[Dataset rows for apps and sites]
↓

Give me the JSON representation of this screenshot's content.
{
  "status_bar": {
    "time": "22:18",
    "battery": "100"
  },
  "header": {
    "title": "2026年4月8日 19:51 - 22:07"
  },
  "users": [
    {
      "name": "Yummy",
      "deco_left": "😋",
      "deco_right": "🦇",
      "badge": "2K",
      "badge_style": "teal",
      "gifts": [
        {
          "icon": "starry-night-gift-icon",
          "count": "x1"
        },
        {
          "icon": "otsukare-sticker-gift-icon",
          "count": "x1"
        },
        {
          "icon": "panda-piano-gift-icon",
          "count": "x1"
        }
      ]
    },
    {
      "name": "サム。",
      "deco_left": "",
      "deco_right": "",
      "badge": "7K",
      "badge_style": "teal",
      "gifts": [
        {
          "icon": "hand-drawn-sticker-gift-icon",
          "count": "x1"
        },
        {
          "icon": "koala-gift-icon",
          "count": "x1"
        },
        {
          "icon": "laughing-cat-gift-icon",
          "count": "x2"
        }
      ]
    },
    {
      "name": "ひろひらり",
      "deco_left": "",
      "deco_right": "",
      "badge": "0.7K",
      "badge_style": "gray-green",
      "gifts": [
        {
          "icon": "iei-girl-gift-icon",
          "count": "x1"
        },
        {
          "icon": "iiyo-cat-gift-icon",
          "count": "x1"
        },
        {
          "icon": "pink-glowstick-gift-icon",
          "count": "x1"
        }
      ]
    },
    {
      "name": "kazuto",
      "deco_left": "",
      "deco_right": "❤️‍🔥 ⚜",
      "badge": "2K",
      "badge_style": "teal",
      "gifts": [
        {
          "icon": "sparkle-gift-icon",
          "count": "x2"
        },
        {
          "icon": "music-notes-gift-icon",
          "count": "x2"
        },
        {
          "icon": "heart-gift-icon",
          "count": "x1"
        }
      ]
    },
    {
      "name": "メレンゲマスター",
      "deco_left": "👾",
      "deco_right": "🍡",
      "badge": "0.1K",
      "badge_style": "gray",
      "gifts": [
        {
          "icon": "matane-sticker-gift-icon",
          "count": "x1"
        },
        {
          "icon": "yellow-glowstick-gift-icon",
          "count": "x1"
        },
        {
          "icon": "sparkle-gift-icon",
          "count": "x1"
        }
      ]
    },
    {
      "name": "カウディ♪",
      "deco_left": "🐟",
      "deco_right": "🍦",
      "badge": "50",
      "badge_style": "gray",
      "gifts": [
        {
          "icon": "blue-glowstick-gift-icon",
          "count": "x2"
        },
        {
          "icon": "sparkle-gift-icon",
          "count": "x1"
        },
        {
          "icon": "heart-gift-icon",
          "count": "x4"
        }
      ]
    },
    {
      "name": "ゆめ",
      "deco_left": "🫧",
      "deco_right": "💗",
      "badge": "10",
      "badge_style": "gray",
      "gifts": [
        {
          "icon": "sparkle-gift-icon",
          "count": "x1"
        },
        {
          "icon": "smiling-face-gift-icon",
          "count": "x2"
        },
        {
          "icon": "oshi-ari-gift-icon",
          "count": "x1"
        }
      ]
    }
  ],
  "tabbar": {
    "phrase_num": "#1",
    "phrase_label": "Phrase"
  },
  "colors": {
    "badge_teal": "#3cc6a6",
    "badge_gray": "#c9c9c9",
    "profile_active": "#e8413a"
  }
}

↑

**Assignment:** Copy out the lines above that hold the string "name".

**Solution for this task:**
      "name": "Yummy",
      "name": "サム。",
      "name": "ひろひらり",
      "name": "kazuto",
      "name": "メレンゲマスター",
      "name": "カウディ♪",
      "name": "ゆめ",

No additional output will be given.